# WHAT YOU WILL DO:
Return an exact copy of the entries, skipping any picture you find.

# STUDY MATERIAL:
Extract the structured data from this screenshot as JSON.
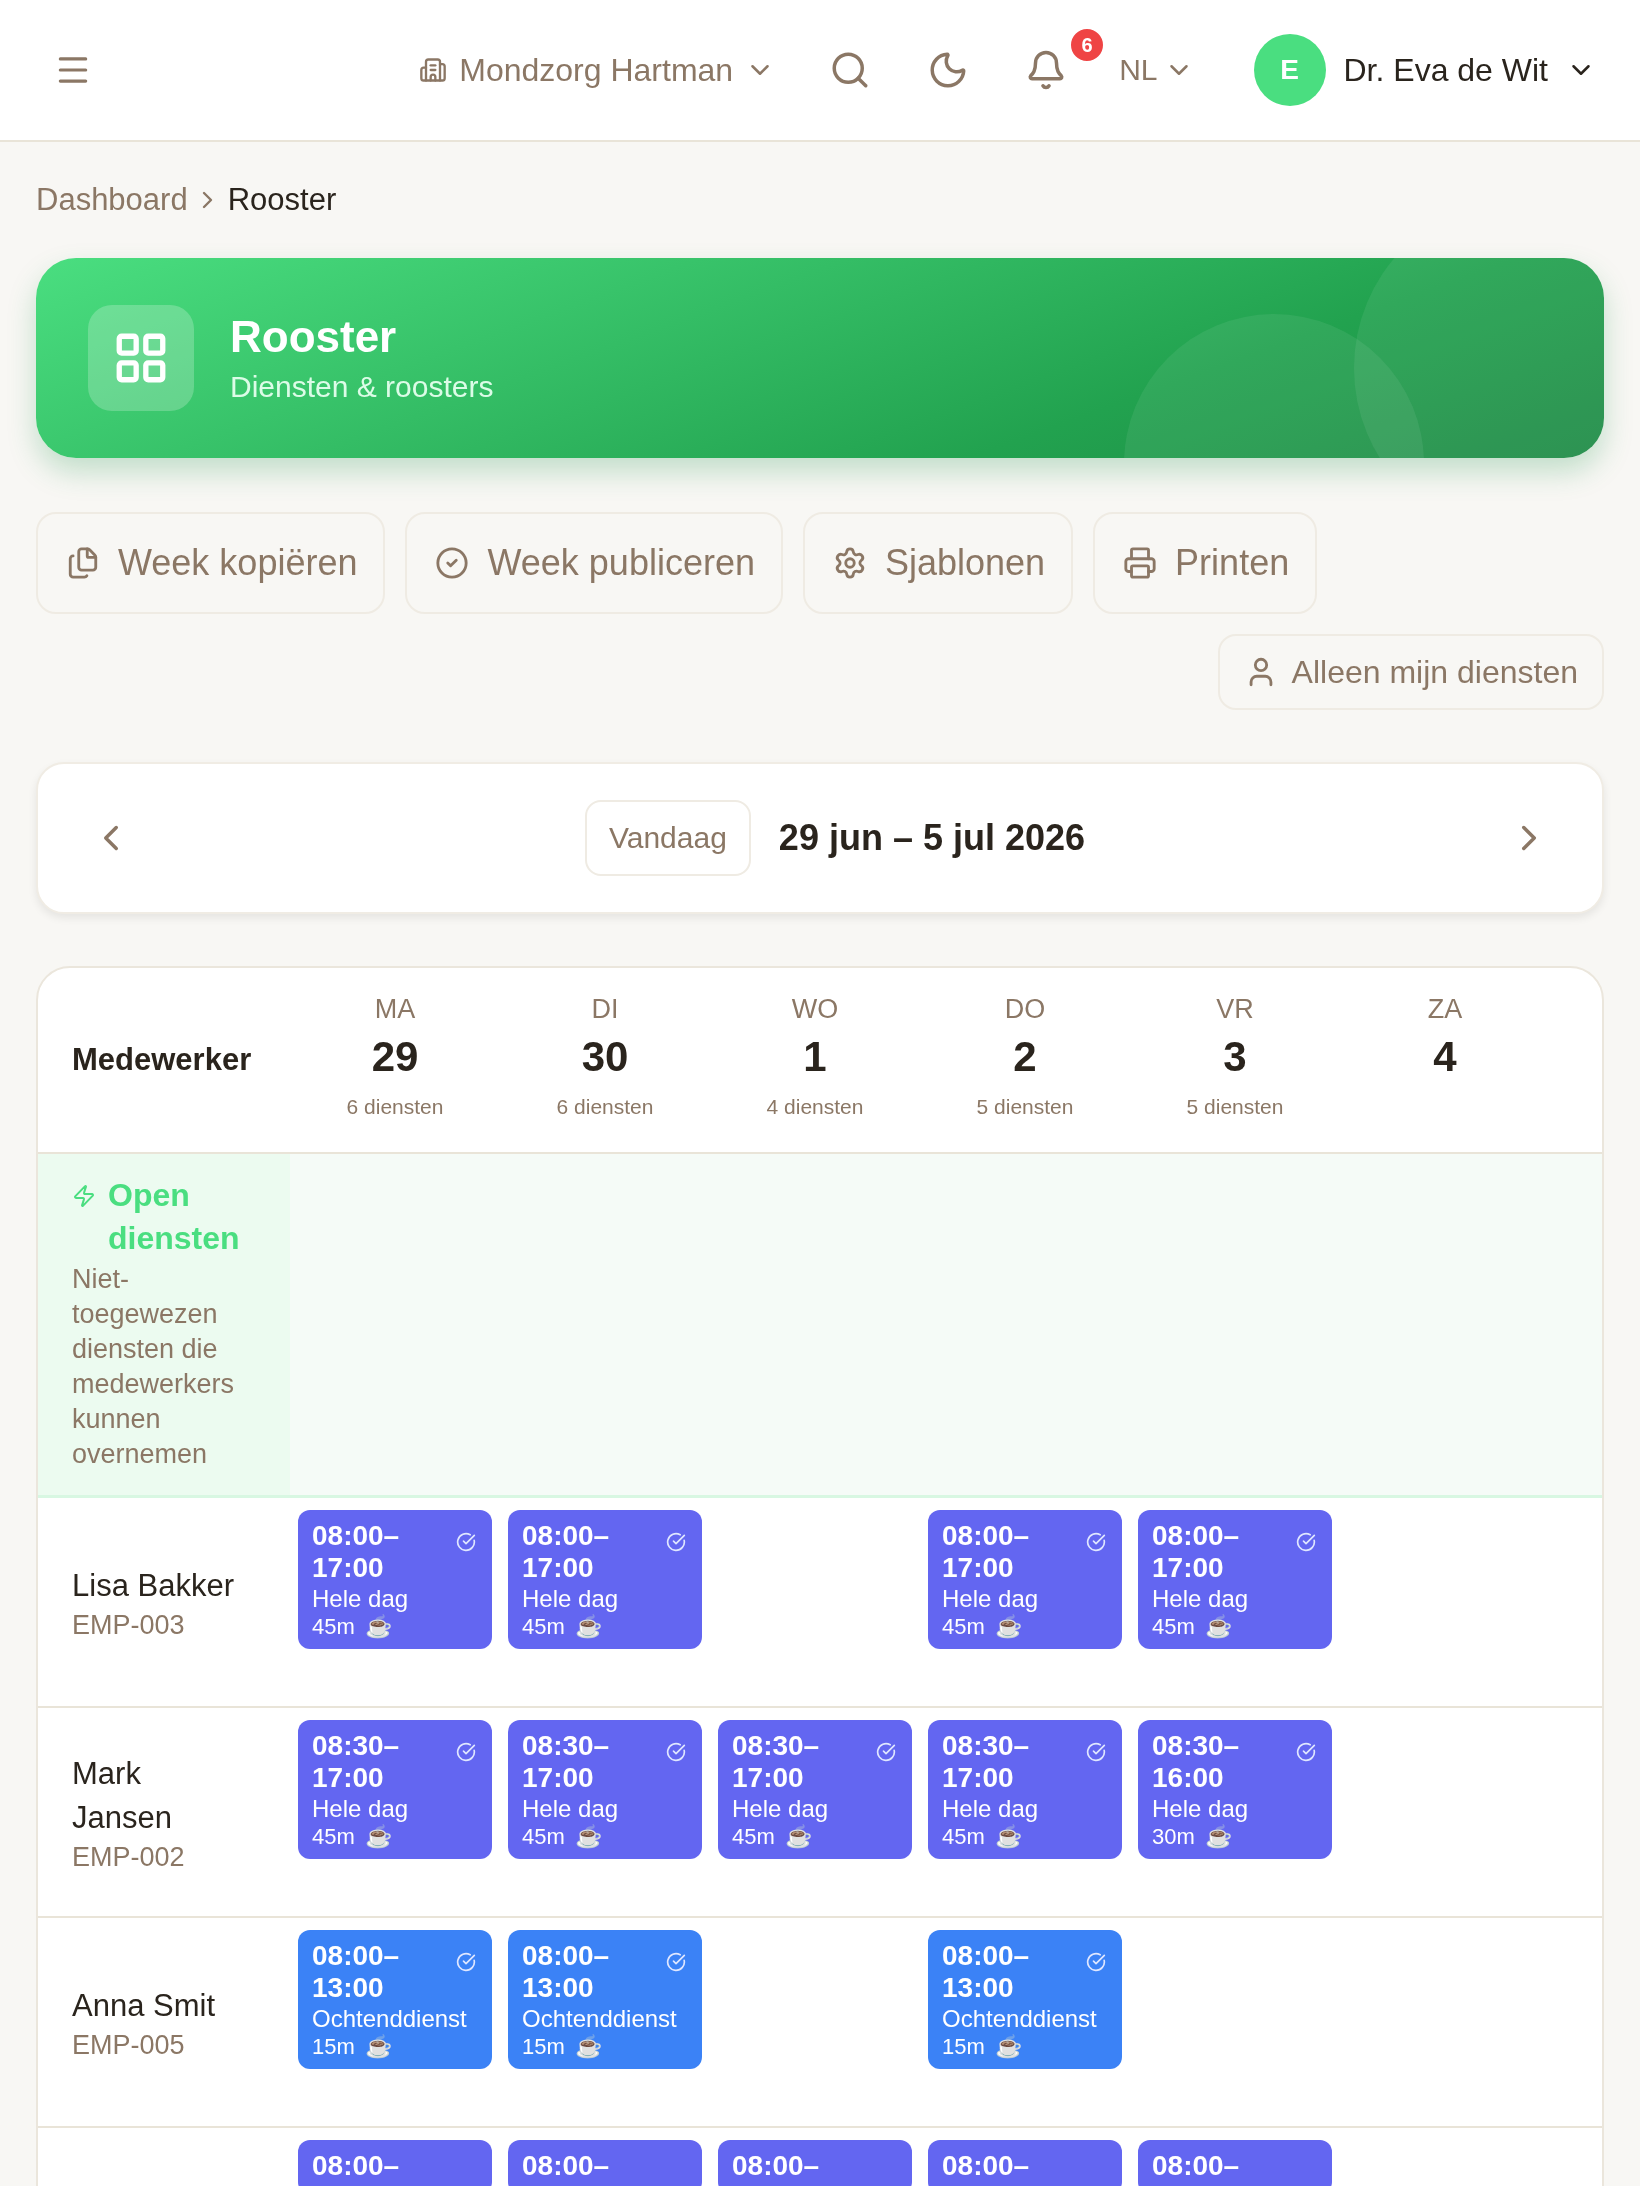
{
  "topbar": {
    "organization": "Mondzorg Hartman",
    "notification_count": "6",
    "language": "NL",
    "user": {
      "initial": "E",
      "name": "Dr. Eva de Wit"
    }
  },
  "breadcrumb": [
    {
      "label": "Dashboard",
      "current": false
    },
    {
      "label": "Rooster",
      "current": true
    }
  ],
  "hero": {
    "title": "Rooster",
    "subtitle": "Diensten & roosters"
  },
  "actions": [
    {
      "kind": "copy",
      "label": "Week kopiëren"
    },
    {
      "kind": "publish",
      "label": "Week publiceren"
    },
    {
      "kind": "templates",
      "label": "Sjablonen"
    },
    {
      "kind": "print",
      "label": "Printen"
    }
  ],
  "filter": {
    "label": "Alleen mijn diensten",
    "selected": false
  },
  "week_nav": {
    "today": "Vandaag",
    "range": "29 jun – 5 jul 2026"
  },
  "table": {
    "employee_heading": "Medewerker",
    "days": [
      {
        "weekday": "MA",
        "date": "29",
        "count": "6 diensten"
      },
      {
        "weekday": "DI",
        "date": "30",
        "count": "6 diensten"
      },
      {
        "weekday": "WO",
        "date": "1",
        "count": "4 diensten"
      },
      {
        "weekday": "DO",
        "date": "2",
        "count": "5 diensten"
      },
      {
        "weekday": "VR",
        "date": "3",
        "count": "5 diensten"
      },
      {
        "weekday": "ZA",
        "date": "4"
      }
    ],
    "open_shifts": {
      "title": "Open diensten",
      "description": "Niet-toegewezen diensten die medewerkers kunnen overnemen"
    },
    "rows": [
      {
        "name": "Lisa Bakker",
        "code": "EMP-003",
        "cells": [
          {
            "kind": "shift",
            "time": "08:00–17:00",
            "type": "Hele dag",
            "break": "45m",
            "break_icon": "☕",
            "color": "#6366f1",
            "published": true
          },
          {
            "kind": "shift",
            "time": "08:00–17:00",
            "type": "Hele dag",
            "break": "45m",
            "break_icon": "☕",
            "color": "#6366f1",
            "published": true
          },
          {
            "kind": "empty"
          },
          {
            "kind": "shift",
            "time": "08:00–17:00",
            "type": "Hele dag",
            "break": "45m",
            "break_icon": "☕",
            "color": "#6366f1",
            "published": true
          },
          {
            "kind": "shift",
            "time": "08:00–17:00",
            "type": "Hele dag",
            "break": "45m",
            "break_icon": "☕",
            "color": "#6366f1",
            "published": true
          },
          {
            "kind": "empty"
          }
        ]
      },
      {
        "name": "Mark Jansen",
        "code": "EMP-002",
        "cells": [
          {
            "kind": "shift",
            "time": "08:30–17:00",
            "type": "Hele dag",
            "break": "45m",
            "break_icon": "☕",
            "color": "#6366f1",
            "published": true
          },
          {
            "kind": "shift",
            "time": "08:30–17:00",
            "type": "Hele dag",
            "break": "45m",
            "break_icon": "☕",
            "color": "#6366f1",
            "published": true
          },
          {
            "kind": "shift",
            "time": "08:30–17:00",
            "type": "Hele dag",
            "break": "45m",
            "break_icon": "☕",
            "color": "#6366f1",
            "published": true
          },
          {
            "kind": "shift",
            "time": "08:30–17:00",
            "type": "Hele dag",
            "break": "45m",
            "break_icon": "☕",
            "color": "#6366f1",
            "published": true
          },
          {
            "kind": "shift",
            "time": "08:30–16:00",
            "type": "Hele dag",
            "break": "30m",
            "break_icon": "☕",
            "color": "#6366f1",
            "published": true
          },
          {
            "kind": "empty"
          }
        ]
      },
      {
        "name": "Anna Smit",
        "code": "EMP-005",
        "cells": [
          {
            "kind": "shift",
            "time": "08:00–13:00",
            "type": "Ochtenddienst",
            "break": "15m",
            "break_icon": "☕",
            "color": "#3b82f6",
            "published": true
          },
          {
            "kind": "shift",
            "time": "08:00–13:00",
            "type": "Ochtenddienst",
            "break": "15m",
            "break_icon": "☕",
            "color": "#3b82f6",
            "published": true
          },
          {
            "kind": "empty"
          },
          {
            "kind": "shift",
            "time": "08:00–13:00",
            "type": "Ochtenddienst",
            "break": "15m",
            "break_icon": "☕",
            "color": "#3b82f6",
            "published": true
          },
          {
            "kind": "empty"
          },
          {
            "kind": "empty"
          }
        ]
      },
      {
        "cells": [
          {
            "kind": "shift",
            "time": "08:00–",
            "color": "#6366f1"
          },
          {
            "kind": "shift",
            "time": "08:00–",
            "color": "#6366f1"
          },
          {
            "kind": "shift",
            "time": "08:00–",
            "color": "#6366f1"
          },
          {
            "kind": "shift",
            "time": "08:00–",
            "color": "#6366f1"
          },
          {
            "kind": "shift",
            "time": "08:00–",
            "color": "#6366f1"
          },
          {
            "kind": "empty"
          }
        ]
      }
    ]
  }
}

# EXERCISE ANSWER:
Extract the structured data from this screenshot as JSON.
{
  "topbar": {
    "organization": "Mondzorg Hartman",
    "notification_count": "6",
    "language": "NL",
    "user": {
      "initial": "E",
      "name": "Dr. Eva de Wit"
    }
  },
  "breadcrumb": [
    {
      "label": "Dashboard",
      "current": false
    },
    {
      "label": "Rooster",
      "current": true
    }
  ],
  "hero": {
    "title": "Rooster",
    "subtitle": "Diensten & roosters"
  },
  "actions": [
    {
      "kind": "copy",
      "label": "Week kopiëren"
    },
    {
      "kind": "publish",
      "label": "Week publiceren"
    },
    {
      "kind": "templates",
      "label": "Sjablonen"
    },
    {
      "kind": "print",
      "label": "Printen"
    }
  ],
  "filter": {
    "label": "Alleen mijn diensten",
    "selected": false
  },
  "week_nav": {
    "today": "Vandaag",
    "range": "29 jun – 5 jul 2026"
  },
  "table": {
    "employee_heading": "Medewerker",
    "days": [
      {
        "weekday": "MA",
        "date": "29",
        "count": "6 diensten"
      },
      {
        "weekday": "DI",
        "date": "30",
        "count": "6 diensten"
      },
      {
        "weekday": "WO",
        "date": "1",
        "count": "4 diensten"
      },
      {
        "weekday": "DO",
        "date": "2",
        "count": "5 diensten"
      },
      {
        "weekday": "VR",
        "date": "3",
        "count": "5 diensten"
      },
      {
        "weekday": "ZA",
        "date": "4"
      }
    ],
    "open_shifts": {
      "title": "Open diensten",
      "description": "Niet-toegewezen diensten die medewerkers kunnen overnemen"
    },
    "rows": [
      {
        "name": "Lisa Bakker",
        "code": "EMP-003",
        "cells": [
          {
            "kind": "shift",
            "time": "08:00–17:00",
            "type": "Hele dag",
            "break": "45m",
            "break_icon": "☕",
            "color": "#6366f1",
            "published": true
          },
          {
            "kind": "shift",
            "time": "08:00–17:00",
            "type": "Hele dag",
            "break": "45m",
            "break_icon": "☕",
            "color": "#6366f1",
            "published": true
          },
          {
            "kind": "empty"
          },
          {
            "kind": "shift",
            "time": "08:00–17:00",
            "type": "Hele dag",
            "break": "45m",
            "break_icon": "☕",
            "color": "#6366f1",
            "published": true
          },
          {
            "kind": "shift",
            "time": "08:00–17:00",
            "type": "Hele dag",
            "break": "45m",
            "break_icon": "☕",
            "color": "#6366f1",
            "published": true
          },
          {
            "kind": "empty"
          }
        ]
      },
      {
        "name": "Mark Jansen",
        "code": "EMP-002",
        "cells": [
          {
            "kind": "shift",
            "time": "08:30–17:00",
            "type": "Hele dag",
            "break": "45m",
            "break_icon": "☕",
            "color": "#6366f1",
            "published": true
          },
          {
            "kind": "shift",
            "time": "08:30–17:00",
            "type": "Hele dag",
            "break": "45m",
            "break_icon": "☕",
            "color": "#6366f1",
            "published": true
          },
          {
            "kind": "shift",
            "time": "08:30–17:00",
            "type": "Hele dag",
            "break": "45m",
            "break_icon": "☕",
            "color": "#6366f1",
            "published": true
          },
          {
            "kind": "shift",
            "time": "08:30–17:00",
            "type": "Hele dag",
            "break": "45m",
            "break_icon": "☕",
            "color": "#6366f1",
            "published": true
          },
          {
            "kind": "shift",
            "time": "08:30–16:00",
            "type": "Hele dag",
            "break": "30m",
            "break_icon": "☕",
            "color": "#6366f1",
            "published": true
          },
          {
            "kind": "empty"
          }
        ]
      },
      {
        "name": "Anna Smit",
        "code": "EMP-005",
        "cells": [
          {
            "kind": "shift",
            "time": "08:00–13:00",
            "type": "Ochtenddienst",
            "break": "15m",
            "break_icon": "☕",
            "color": "#3b82f6",
            "published": true
          },
          {
            "kind": "shift",
            "time": "08:00–13:00",
            "type": "Ochtenddienst",
            "break": "15m",
            "break_icon": "☕",
            "color": "#3b82f6",
            "published": true
          },
          {
            "kind": "empty"
          },
          {
            "kind": "shift",
            "time": "08:00–13:00",
            "type": "Ochtenddienst",
            "break": "15m",
            "break_icon": "☕",
            "color": "#3b82f6",
            "published": true
          },
          {
            "kind": "empty"
          },
          {
            "kind": "empty"
          }
        ]
      },
      {
        "cells": [
          {
            "kind": "shift",
            "time": "08:00–",
            "color": "#6366f1"
          },
          {
            "kind": "shift",
            "time": "08:00–",
            "color": "#6366f1"
          },
          {
            "kind": "shift",
            "time": "08:00–",
            "color": "#6366f1"
          },
          {
            "kind": "shift",
            "time": "08:00–",
            "color": "#6366f1"
          },
          {
            "kind": "shift",
            "time": "08:00–",
            "color": "#6366f1"
          },
          {
            "kind": "empty"
          }
        ]
      }
    ]
  }
}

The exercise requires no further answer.